No. of new query letters sent to agents: 3
No. of job applications sent: 1
Woke up with more details about one of minor characters who appears later in novel. It's so enjoyable when these things start happening all by themselves.
No writing done today. Did the 3 new query letters this morning, with yesterday's e-mail that makes 4 out in total; out for long lunch with friends, then a job application as a TV librarian this afternoon. Not working in library full of TVs, but - not sure what it is to be honest but my qualifications seemed to fit and it'd be regular hours.
Writer's Almanac today celebrates the birthday of novelist
Louis L'Amour. He wrote five pages a day, including Sundays and holidays and sold over 225 million books:
born in Jamestown, North Dakota (1908). One of the hardest working and best-selling novelists ever, he wrote a hundred and one books in his lifetime.
He knew he wanted to be a writer from the time that he could walk. So L'Amour quit school when he was fifteen and traveled around the West working as an animal skinner, ranch hand and lumberjack. Wherever he went, he got people to tell him their own stories and whatever stories they knew about the Old West. Once, he met a gunman who had ridden with Billy the Kid and who had gone on to sell real estate.
In the early 1930s, L'Amour hopped an East African Schooner and made his way from Africa to Asia. He lived with bandits in the mountains of China and then started boxing professionally in Singapore. He won thirty-four of his fifty-nine boxing matches by knockout.
When L'Amour got back to the United States he started writing for pulp fiction magazines because he needed money and the pulp magazines paid him the fastest. He wrote all kinds of adventure stories, but eventually settled on westerns. L'Amour's first big success was Hondo (1953), about a love triangle between a cowboy, an Apache warrior and a young widow living on a remote Arizona ranch. It begins, "He rolled the cigarette in his lips, liking the taste of the tobacco, squinting his eyes against the sun glare."
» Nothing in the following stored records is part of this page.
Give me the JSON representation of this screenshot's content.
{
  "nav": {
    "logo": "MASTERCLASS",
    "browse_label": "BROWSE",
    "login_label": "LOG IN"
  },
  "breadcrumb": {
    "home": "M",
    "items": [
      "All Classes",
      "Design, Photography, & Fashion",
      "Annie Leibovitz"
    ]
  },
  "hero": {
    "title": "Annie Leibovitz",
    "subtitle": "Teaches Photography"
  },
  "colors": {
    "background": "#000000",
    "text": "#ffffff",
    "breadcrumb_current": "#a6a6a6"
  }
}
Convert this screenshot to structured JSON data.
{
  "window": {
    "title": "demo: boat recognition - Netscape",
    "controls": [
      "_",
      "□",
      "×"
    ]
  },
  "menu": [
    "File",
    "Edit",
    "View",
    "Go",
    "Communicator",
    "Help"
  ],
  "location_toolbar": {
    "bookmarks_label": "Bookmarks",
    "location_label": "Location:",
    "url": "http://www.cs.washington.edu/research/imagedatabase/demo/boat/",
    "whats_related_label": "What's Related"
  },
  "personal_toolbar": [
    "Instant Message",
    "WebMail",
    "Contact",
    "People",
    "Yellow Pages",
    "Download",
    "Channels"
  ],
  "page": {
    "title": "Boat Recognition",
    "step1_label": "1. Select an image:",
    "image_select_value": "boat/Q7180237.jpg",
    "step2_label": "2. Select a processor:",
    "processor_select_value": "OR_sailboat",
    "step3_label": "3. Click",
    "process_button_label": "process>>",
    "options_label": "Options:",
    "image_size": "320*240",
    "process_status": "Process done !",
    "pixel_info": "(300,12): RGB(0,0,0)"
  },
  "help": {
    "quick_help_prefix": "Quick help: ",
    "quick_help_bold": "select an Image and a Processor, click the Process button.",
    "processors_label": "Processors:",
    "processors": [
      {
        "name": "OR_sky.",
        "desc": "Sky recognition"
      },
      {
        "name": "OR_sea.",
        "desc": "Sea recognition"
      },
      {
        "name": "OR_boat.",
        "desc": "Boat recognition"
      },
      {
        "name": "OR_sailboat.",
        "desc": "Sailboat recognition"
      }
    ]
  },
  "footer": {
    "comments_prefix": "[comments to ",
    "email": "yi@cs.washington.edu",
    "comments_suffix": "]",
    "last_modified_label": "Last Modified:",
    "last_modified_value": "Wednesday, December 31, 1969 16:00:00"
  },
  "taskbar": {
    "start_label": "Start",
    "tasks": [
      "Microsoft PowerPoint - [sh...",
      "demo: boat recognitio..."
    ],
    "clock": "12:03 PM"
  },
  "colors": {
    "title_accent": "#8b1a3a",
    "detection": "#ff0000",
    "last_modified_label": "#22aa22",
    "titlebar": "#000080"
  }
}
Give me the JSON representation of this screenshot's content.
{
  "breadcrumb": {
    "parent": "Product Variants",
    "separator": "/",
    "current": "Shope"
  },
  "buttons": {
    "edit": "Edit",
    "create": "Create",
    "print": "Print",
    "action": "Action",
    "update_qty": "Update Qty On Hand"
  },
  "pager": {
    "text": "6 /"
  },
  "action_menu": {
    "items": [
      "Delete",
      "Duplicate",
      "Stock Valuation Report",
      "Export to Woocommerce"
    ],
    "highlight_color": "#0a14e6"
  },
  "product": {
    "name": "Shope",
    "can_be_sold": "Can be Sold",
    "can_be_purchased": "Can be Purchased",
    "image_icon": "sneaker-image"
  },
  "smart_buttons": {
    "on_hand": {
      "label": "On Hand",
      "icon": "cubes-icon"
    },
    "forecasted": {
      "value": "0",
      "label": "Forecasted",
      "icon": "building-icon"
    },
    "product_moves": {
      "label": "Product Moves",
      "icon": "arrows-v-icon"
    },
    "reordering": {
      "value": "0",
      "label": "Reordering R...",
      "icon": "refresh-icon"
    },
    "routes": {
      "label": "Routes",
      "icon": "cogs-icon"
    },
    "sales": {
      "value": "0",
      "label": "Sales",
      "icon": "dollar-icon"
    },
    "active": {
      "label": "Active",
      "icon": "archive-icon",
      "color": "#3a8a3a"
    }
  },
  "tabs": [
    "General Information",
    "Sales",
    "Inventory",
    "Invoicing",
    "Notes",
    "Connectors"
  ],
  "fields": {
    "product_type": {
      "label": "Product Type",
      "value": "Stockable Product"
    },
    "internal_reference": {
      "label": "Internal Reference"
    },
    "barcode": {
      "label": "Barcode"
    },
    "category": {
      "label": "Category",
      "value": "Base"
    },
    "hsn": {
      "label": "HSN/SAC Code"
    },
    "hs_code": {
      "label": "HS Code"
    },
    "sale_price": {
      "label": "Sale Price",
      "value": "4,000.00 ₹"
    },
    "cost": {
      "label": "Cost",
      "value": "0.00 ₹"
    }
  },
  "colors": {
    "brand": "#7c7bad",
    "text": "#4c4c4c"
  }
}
In Ride the Dark Trail (1972), L'Amour wrote, "I just pointed my rifle at him ... and let him have the big one right through the third button on his shirt. If he ever figured to sew that particular button on again he was going to have to scrape it off his backbone."
L'Amour said, "I write about hard-shelled men who built with nerve and hand that which the soft-bellied latecomers call the 'western myth.'"
Bye bye, thanks for visiting, come again soon.